WHAT THE TASK REQUIRES -
Tally the lines of the data below that contain the string "title". Give the tally and nothing else.

RECORDS FOR THIS TASK -
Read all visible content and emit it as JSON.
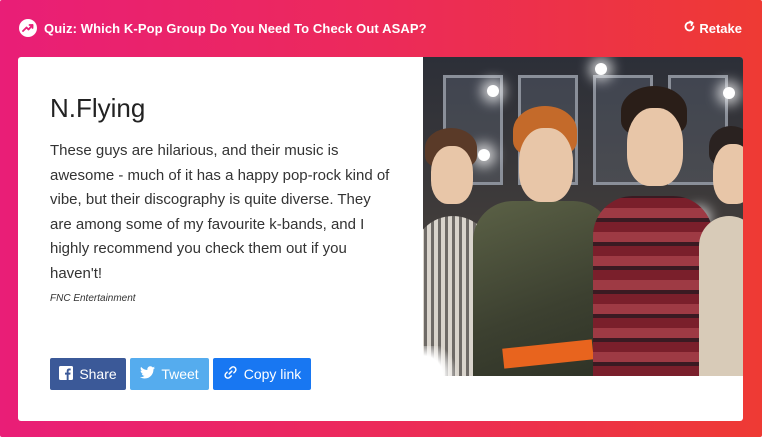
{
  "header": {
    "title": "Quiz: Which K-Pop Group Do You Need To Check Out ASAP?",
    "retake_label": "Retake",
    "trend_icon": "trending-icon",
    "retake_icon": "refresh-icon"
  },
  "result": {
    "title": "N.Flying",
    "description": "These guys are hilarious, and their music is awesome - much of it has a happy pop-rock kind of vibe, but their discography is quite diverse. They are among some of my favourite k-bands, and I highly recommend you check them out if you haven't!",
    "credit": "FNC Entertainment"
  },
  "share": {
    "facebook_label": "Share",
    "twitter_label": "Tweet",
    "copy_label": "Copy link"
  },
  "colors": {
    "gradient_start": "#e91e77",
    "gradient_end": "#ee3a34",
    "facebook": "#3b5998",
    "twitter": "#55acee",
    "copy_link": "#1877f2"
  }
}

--

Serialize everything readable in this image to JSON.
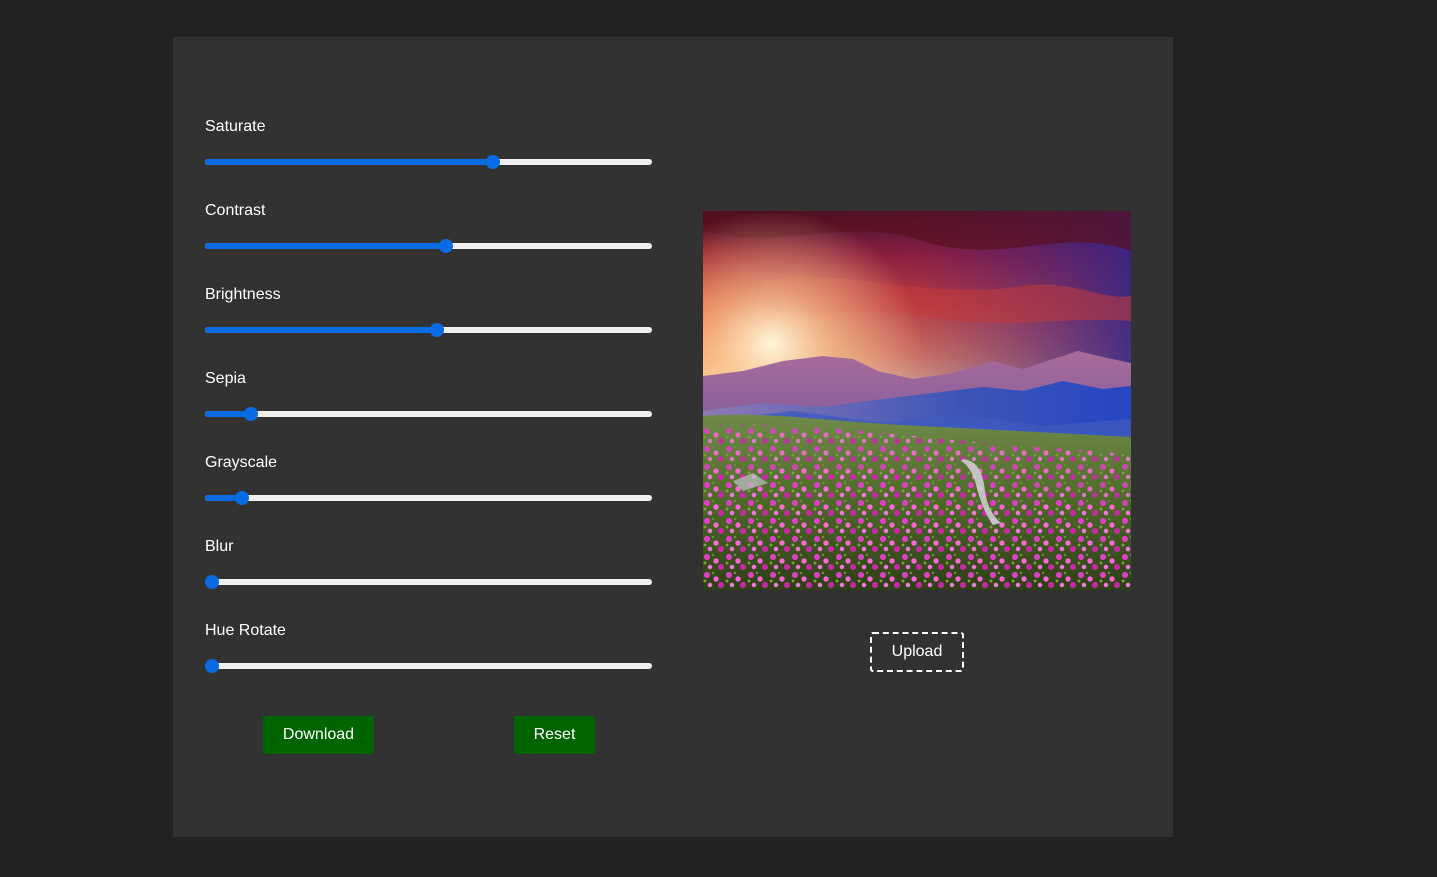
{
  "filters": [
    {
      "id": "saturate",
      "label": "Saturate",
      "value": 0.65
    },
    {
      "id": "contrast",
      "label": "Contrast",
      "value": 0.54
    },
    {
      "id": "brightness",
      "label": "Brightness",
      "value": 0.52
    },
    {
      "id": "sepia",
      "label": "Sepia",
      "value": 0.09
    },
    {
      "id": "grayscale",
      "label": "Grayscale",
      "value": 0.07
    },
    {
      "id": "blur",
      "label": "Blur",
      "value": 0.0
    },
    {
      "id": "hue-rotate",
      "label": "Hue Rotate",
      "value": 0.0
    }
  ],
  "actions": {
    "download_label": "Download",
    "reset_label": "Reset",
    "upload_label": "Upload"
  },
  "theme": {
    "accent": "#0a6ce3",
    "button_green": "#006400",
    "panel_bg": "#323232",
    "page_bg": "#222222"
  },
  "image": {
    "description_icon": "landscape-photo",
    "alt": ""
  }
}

TASK RESPONSE -
2